**What the task asks:**
Please retype the entries below word for word, passing over every picture.

(Recorded data)
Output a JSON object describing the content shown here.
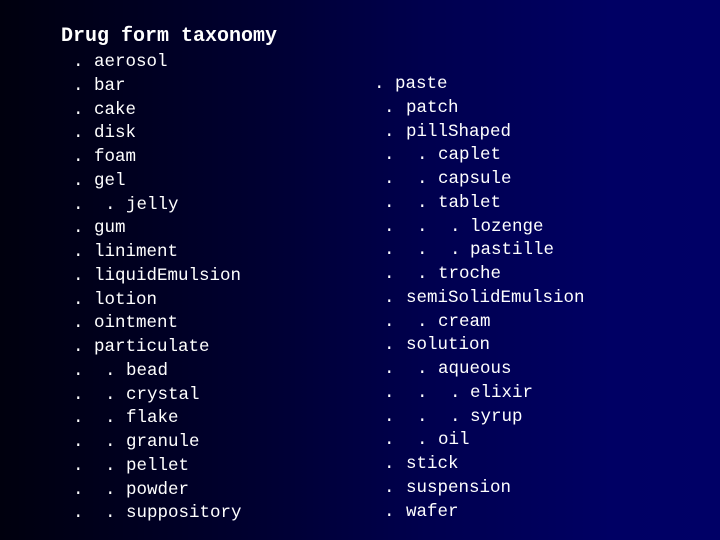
{
  "slide": {
    "title": "Drug form taxonomy",
    "bullet_glyph": ".",
    "left_column": [
      {
        "label": "aerosol",
        "level": 1
      },
      {
        "label": "bar",
        "level": 1
      },
      {
        "label": "cake",
        "level": 1
      },
      {
        "label": "disk",
        "level": 1
      },
      {
        "label": "foam",
        "level": 1
      },
      {
        "label": "gel",
        "level": 1
      },
      {
        "label": "jelly",
        "level": 2
      },
      {
        "label": "gum",
        "level": 1
      },
      {
        "label": "liniment",
        "level": 1
      },
      {
        "label": "liquidEmulsion",
        "level": 1
      },
      {
        "label": "lotion",
        "level": 1
      },
      {
        "label": "ointment",
        "level": 1
      },
      {
        "label": "particulate",
        "level": 1
      },
      {
        "label": "bead",
        "level": 2
      },
      {
        "label": "crystal",
        "level": 2
      },
      {
        "label": "flake",
        "level": 2
      },
      {
        "label": "granule",
        "level": 2
      },
      {
        "label": "pellet",
        "level": 2
      },
      {
        "label": "powder",
        "level": 2
      },
      {
        "label": "suppository",
        "level": 2
      }
    ],
    "right_column": [
      {
        "label": "paste",
        "level": 0
      },
      {
        "label": "patch",
        "level": 1
      },
      {
        "label": "pillShaped",
        "level": 1
      },
      {
        "label": "caplet",
        "level": 2
      },
      {
        "label": "capsule",
        "level": 2
      },
      {
        "label": "tablet",
        "level": 2
      },
      {
        "label": "lozenge",
        "level": 3
      },
      {
        "label": "pastille",
        "level": 3
      },
      {
        "label": "troche",
        "level": 2
      },
      {
        "label": "semiSolidEmulsion",
        "level": 1
      },
      {
        "label": "cream",
        "level": 2
      },
      {
        "label": "solution",
        "level": 1
      },
      {
        "label": "aqueous",
        "level": 2
      },
      {
        "label": "elixir",
        "level": 3
      },
      {
        "label": "syrup",
        "level": 3
      },
      {
        "label": "oil",
        "level": 2
      },
      {
        "label": "stick",
        "level": 1
      },
      {
        "label": "suspension",
        "level": 1
      },
      {
        "label": "wafer",
        "level": 1
      }
    ]
  },
  "colors": {
    "background_left": "#00000e",
    "background_right": "#000066",
    "text": "#ffffff"
  }
}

**Response below:**
Output a JSON object describing the content shown here.
{
  "slide": {
    "title": "Drug form taxonomy",
    "bullet_glyph": ".",
    "left_column": [
      {
        "label": "aerosol",
        "level": 1
      },
      {
        "label": "bar",
        "level": 1
      },
      {
        "label": "cake",
        "level": 1
      },
      {
        "label": "disk",
        "level": 1
      },
      {
        "label": "foam",
        "level": 1
      },
      {
        "label": "gel",
        "level": 1
      },
      {
        "label": "jelly",
        "level": 2
      },
      {
        "label": "gum",
        "level": 1
      },
      {
        "label": "liniment",
        "level": 1
      },
      {
        "label": "liquidEmulsion",
        "level": 1
      },
      {
        "label": "lotion",
        "level": 1
      },
      {
        "label": "ointment",
        "level": 1
      },
      {
        "label": "particulate",
        "level": 1
      },
      {
        "label": "bead",
        "level": 2
      },
      {
        "label": "crystal",
        "level": 2
      },
      {
        "label": "flake",
        "level": 2
      },
      {
        "label": "granule",
        "level": 2
      },
      {
        "label": "pellet",
        "level": 2
      },
      {
        "label": "powder",
        "level": 2
      },
      {
        "label": "suppository",
        "level": 2
      }
    ],
    "right_column": [
      {
        "label": "paste",
        "level": 0
      },
      {
        "label": "patch",
        "level": 1
      },
      {
        "label": "pillShaped",
        "level": 1
      },
      {
        "label": "caplet",
        "level": 2
      },
      {
        "label": "capsule",
        "level": 2
      },
      {
        "label": "tablet",
        "level": 2
      },
      {
        "label": "lozenge",
        "level": 3
      },
      {
        "label": "pastille",
        "level": 3
      },
      {
        "label": "troche",
        "level": 2
      },
      {
        "label": "semiSolidEmulsion",
        "level": 1
      },
      {
        "label": "cream",
        "level": 2
      },
      {
        "label": "solution",
        "level": 1
      },
      {
        "label": "aqueous",
        "level": 2
      },
      {
        "label": "elixir",
        "level": 3
      },
      {
        "label": "syrup",
        "level": 3
      },
      {
        "label": "oil",
        "level": 2
      },
      {
        "label": "stick",
        "level": 1
      },
      {
        "label": "suspension",
        "level": 1
      },
      {
        "label": "wafer",
        "level": 1
      }
    ]
  },
  "colors": {
    "background_left": "#00000e",
    "background_right": "#000066",
    "text": "#ffffff"
  }
}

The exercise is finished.